╭─ AVAILABLE RECORDS

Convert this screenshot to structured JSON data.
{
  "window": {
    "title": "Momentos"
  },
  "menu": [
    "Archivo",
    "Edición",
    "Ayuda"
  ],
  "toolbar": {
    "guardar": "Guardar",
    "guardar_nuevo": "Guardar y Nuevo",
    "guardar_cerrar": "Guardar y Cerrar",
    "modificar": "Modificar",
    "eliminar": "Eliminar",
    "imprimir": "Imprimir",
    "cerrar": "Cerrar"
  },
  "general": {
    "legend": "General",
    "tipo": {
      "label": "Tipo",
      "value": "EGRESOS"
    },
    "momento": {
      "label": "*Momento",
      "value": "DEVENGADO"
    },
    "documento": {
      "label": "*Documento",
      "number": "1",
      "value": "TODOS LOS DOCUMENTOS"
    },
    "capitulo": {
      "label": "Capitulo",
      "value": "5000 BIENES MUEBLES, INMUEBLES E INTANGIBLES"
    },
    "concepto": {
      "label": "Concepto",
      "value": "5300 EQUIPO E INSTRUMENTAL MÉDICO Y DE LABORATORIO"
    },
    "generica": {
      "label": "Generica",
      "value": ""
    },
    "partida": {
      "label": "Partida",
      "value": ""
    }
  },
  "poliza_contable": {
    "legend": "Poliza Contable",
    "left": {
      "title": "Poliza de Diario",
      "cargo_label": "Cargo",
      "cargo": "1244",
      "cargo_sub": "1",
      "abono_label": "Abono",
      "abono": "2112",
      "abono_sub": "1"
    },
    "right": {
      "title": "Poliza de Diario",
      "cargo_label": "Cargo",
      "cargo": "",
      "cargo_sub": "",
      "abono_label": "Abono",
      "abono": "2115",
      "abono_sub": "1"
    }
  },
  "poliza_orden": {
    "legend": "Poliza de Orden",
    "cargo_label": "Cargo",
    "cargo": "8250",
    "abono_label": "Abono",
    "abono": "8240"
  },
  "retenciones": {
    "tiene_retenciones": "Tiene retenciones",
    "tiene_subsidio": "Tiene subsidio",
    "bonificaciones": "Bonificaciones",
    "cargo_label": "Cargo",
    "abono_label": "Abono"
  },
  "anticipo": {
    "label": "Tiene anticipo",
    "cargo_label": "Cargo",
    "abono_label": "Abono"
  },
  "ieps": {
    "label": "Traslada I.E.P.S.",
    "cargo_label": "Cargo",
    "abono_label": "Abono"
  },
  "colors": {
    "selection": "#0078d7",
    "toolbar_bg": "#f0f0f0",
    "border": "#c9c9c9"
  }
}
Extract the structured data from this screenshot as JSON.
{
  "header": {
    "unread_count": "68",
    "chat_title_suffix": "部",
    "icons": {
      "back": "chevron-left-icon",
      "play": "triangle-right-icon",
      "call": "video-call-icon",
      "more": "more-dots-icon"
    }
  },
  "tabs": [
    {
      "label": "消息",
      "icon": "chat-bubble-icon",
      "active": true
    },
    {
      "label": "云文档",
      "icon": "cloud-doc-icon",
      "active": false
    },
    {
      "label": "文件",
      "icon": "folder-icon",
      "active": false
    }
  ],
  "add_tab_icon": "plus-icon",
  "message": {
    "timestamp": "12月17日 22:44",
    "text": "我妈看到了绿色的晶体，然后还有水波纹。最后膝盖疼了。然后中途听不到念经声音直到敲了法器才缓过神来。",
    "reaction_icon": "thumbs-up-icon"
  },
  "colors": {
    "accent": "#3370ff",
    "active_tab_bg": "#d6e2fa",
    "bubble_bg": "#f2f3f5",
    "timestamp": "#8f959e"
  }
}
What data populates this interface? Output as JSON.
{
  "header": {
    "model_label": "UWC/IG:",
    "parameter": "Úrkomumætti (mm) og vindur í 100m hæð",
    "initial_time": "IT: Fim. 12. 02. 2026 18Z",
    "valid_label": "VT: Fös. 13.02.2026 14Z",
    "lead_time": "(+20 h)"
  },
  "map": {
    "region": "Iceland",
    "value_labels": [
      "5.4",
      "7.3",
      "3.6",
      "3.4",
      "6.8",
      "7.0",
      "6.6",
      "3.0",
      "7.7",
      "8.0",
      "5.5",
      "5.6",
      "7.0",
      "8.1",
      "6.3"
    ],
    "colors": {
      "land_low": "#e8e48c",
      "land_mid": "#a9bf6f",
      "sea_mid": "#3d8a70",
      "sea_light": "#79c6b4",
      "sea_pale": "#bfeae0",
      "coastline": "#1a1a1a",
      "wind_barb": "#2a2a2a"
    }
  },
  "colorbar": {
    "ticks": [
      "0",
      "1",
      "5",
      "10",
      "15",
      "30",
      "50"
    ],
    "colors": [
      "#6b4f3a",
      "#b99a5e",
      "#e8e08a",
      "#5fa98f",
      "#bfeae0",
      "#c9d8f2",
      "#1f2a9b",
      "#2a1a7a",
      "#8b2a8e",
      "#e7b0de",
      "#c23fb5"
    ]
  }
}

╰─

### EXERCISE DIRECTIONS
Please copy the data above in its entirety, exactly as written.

### ANSWER TO THIS TASK
Convert this screenshot to structured JSON data.
{
  "window": {
    "title": "Momentos"
  },
  "menu": [
    "Archivo",
    "Edición",
    "Ayuda"
  ],
  "toolbar": {
    "guardar": "Guardar",
    "guardar_nuevo": "Guardar y Nuevo",
    "guardar_cerrar": "Guardar y Cerrar",
    "modificar": "Modificar",
    "eliminar": "Eliminar",
    "imprimir": "Imprimir",
    "cerrar": "Cerrar"
  },
  "general": {
    "legend": "General",
    "tipo": {
      "label": "Tipo",
      "value": "EGRESOS"
    },
    "momento": {
      "label": "*Momento",
      "value": "DEVENGADO"
    },
    "documento": {
      "label": "*Documento",
      "number": "1",
      "value": "TODOS LOS DOCUMENTOS"
    },
    "capitulo": {
      "label": "Capitulo",
      "value": "5000 BIENES MUEBLES, INMUEBLES E INTANGIBLES"
    },
    "concepto": {
      "label": "Concepto",
      "value": "5300 EQUIPO E INSTRUMENTAL MÉDICO Y DE LABORATORIO"
    },
    "generica": {
      "label": "Generica",
      "value": ""
    },
    "partida": {
      "label": "Partida",
      "value": ""
    }
  },
  "poliza_contable": {
    "legend": "Poliza Contable",
    "left": {
      "title": "Poliza de Diario",
      "cargo_label": "Cargo",
      "cargo": "1244",
      "cargo_sub": "1",
      "abono_label": "Abono",
      "abono": "2112",
      "abono_sub": "1"
    },
    "right": {
      "title": "Poliza de Diario",
      "cargo_label": "Cargo",
      "cargo": "",
      "cargo_sub": "",
      "abono_label": "Abono",
      "abono": "2115",
      "abono_sub": "1"
    }
  },
  "poliza_orden": {
    "legend": "Poliza de Orden",
    "cargo_label": "Cargo",
    "cargo": "8250",
    "abono_label": "Abono",
    "abono": "8240"
  },
  "retenciones": {
    "tiene_retenciones": "Tiene retenciones",
    "tiene_subsidio": "Tiene subsidio",
    "bonificaciones": "Bonificaciones",
    "cargo_label": "Cargo",
    "abono_label": "Abono"
  },
  "anticipo": {
    "label": "Tiene anticipo",
    "cargo_label": "Cargo",
    "abono_label": "Abono"
  },
  "ieps": {
    "label": "Traslada I.E.P.S.",
    "cargo_label": "Cargo",
    "abono_label": "Abono"
  },
  "colors": {
    "selection": "#0078d7",
    "toolbar_bg": "#f0f0f0",
    "border": "#c9c9c9"
  }
}
Extract the structured data from this screenshot as JSON.
{
  "header": {
    "unread_count": "68",
    "chat_title_suffix": "部",
    "icons": {
      "back": "chevron-left-icon",
      "play": "triangle-right-icon",
      "call": "video-call-icon",
      "more": "more-dots-icon"
    }
  },
  "tabs": [
    {
      "label": "消息",
      "icon": "chat-bubble-icon",
      "active": true
    },
    {
      "label": "云文档",
      "icon": "cloud-doc-icon",
      "active": false
    },
    {
      "label": "文件",
      "icon": "folder-icon",
      "active": false
    }
  ],
  "add_tab_icon": "plus-icon",
  "message": {
    "timestamp": "12月17日 22:44",
    "text": "我妈看到了绿色的晶体，然后还有水波纹。最后膝盖疼了。然后中途听不到念经声音直到敲了法器才缓过神来。",
    "reaction_icon": "thumbs-up-icon"
  },
  "colors": {
    "accent": "#3370ff",
    "active_tab_bg": "#d6e2fa",
    "bubble_bg": "#f2f3f5",
    "timestamp": "#8f959e"
  }
}
What data populates this interface? Output as JSON.
{
  "header": {
    "model_label": "UWC/IG:",
    "parameter": "Úrkomumætti (mm) og vindur í 100m hæð",
    "initial_time": "IT: Fim. 12. 02. 2026 18Z",
    "valid_label": "VT: Fös. 13.02.2026 14Z",
    "lead_time": "(+20 h)"
  },
  "map": {
    "region": "Iceland",
    "value_labels": [
      "5.4",
      "7.3",
      "3.6",
      "3.4",
      "6.8",
      "7.0",
      "6.6",
      "3.0",
      "7.7",
      "8.0",
      "5.5",
      "5.6",
      "7.0",
      "8.1",
      "6.3"
    ],
    "colors": {
      "land_low": "#e8e48c",
      "land_mid": "#a9bf6f",
      "sea_mid": "#3d8a70",
      "sea_light": "#79c6b4",
      "sea_pale": "#bfeae0",
      "coastline": "#1a1a1a",
      "wind_barb": "#2a2a2a"
    }
  },
  "colorbar": {
    "ticks": [
      "0",
      "1",
      "5",
      "10",
      "15",
      "30",
      "50"
    ],
    "colors": [
      "#6b4f3a",
      "#b99a5e",
      "#e8e08a",
      "#5fa98f",
      "#bfeae0",
      "#c9d8f2",
      "#1f2a9b",
      "#2a1a7a",
      "#8b2a8e",
      "#e7b0de",
      "#c23fb5"
    ]
  }
}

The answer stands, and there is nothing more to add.